This explains why it can be hard to stick to a fitness routine for a prolonged period of time, no matter how much you once enjoyed it.
The interesting thing about hedonic adaptation is that it doesn't just apply to positive feelings-- it also dulls negative feelings over time. This can be a good thing when it comes to unpleasant life events like a death, illness, or break-up. No matter what, our brains eventually return us to a (you could call it boring) state of equilibrium.
Hedonic adaptation makes our emotions less severe by eventually adjusting our expectations. Consider the first magical dates in a new relationship, for example. When things go well, each new date is a thrill. After two years of dating... not as much. This isn’t a negative reflection of the relationship itself, it’s a natural response as the brain adjusts and hedonic adaptation takes over.
Like everything else, hedonic adaptation is an evolutionary response. If we found ourselves perpetually wrapped up in a heightened state of emotion, we would inevitably be less responsive to warning signs, whatever they may be. You’re much more likely to notice something subtle when you’re bored, looking for stimulation, than when you’re blinded by extreme highs or lows.

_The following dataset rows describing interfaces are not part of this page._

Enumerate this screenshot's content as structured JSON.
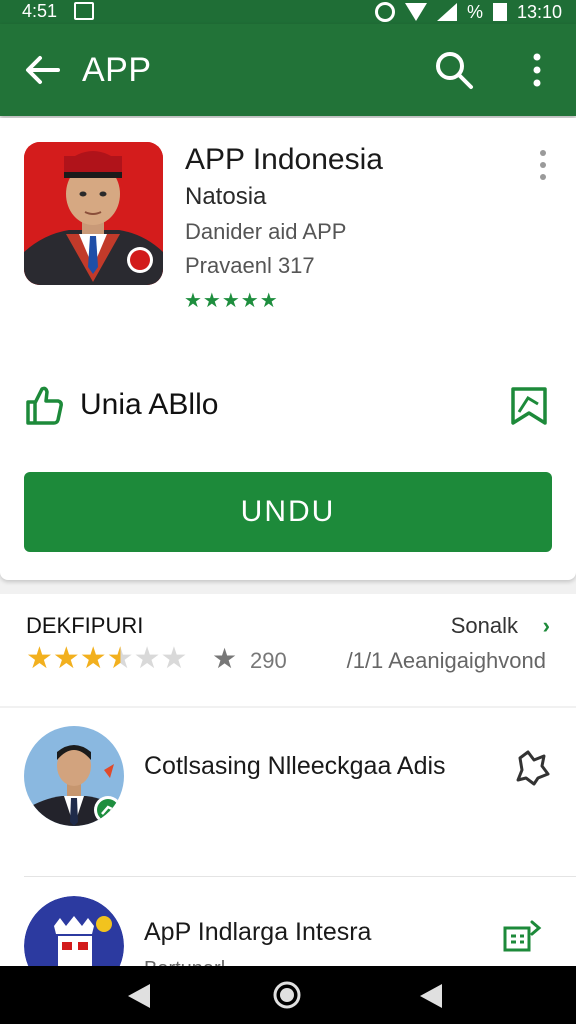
{
  "status_bar": {
    "left_time": "4:51",
    "right_time": "13:10",
    "battery_percent": "%"
  },
  "app_bar": {
    "title": "APP"
  },
  "app_info": {
    "name": "APP Indonesia",
    "developer": "Natosia",
    "subtitle_1": "Danider aid APP",
    "subtitle_2": "Pravaenl 317",
    "star_rating": "★★★★★",
    "like_label": "Unia ABllo",
    "install_label": "UNDU"
  },
  "ratings": {
    "heading": "DEKFIPURI",
    "see_all": "Sonalk",
    "chevron": "›",
    "stars_on": "★★★",
    "star_half": "★",
    "stars_off": "★★",
    "count_star": "★",
    "count": "290",
    "age": "/1/1 Aeanigaighvond"
  },
  "list": {
    "items": [
      {
        "label": "Cotlsasing Nlleeckgaa Adis",
        "action_icon": "puzzle-icon"
      },
      {
        "label": "ApP Indlarga Intesra",
        "sub_label": "Bartunarl",
        "action_icon": "share-icon"
      }
    ]
  },
  "colors": {
    "primary": "#227338",
    "accent": "#1d8a3a",
    "star": "#f2b01e"
  }
}
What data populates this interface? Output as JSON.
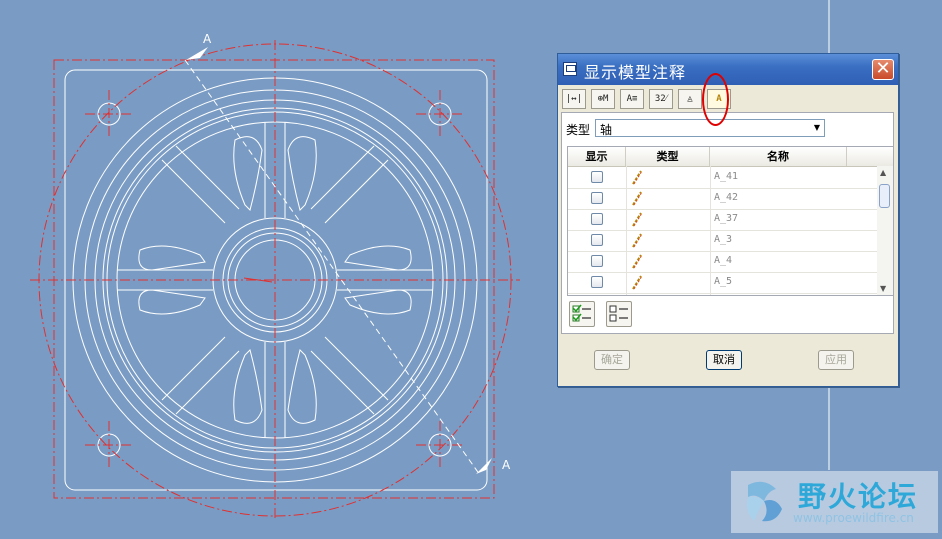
{
  "drawing": {
    "section_label_top": "A",
    "section_label_bottom": "A"
  },
  "dialog": {
    "title": "显示模型注释",
    "close_glyph": "✕",
    "toolbar": [
      {
        "name": "dimension-tab",
        "glyph": "|↔|"
      },
      {
        "name": "gtol-tab",
        "glyph": "⊕M"
      },
      {
        "name": "note-tab",
        "glyph": "A≡"
      },
      {
        "name": "surface-finish-tab",
        "glyph": "32⁄"
      },
      {
        "name": "datum-target-tab",
        "glyph": "◬"
      },
      {
        "name": "datum-axis-tab",
        "glyph": "A"
      }
    ],
    "type_label": "类型",
    "type_value": "轴",
    "columns": {
      "show": "显示",
      "type": "类型",
      "name": "名称"
    },
    "rows": [
      {
        "name": "A_41",
        "checked": false
      },
      {
        "name": "A_42",
        "checked": false
      },
      {
        "name": "A_37",
        "checked": false
      },
      {
        "name": "A_3",
        "checked": false
      },
      {
        "name": "A_4",
        "checked": false
      },
      {
        "name": "A_5",
        "checked": false
      }
    ],
    "buttons": {
      "ok": "确定",
      "cancel": "取消",
      "apply": "应用"
    }
  },
  "watermark": {
    "title": "野火论坛",
    "url": "www.proewildfire.cn"
  },
  "colors": {
    "background": "#7a9cc4",
    "drawing_line": "#ffffff",
    "centerline": "#e03030",
    "highlight": "#e00000"
  }
}
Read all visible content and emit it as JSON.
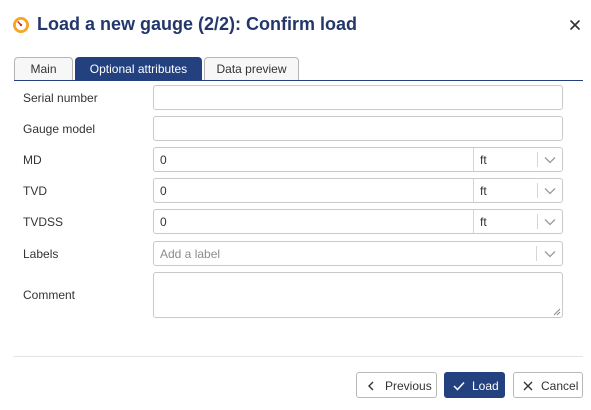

This principle is also easy to understand when considered through the lens of a relationship. In the beginning, we’re more likely to overlook compatibility issues while caught up in the excitement of seeing someone new. Over time, however, when the hedonic treadmill takes over, we’ll begin to notice those glaring character flaws as the excitement wanes.
“Finding new ways to interact with familiar things can disrupt adaptation because it signals the brain to pay more attention to the experience."
Robert W. Smith, Professor at Ohio State University via The New York Times
When it comes to working out, going to the same gym everyday will eventually lead to hedonic adaptation, and thusly, boredom. Keep yourself interested by trying a new gym or taking a new class. Consider signing up for a monthly subscription to a network of different gyms, instead of a traditional gym membership to just one location. Zeamo is an excellent tool to facilitate this healthy change, by giving you access to any partner gym near you nationwide.
Working out should be an exhilarating part of your day. When exercise becomes tedious we are significantly more likely to stray from our healthy habits.
Putting some energy toward keeping exercise interesting will also improve performance. When we fully engage in a new activity, we’re able to put forth more effort and get more enjoyment by achieving what psychologists call “flow.” Athletes often refer to it as "being in the zone."
Bottom line? Emotions keep life interesting. Switch up your routine. Feel excited about exercise. Get in your zone.
More on Hedonic Adaptation in The New York Times.
Like this article? Read more on the Zeamo Blog.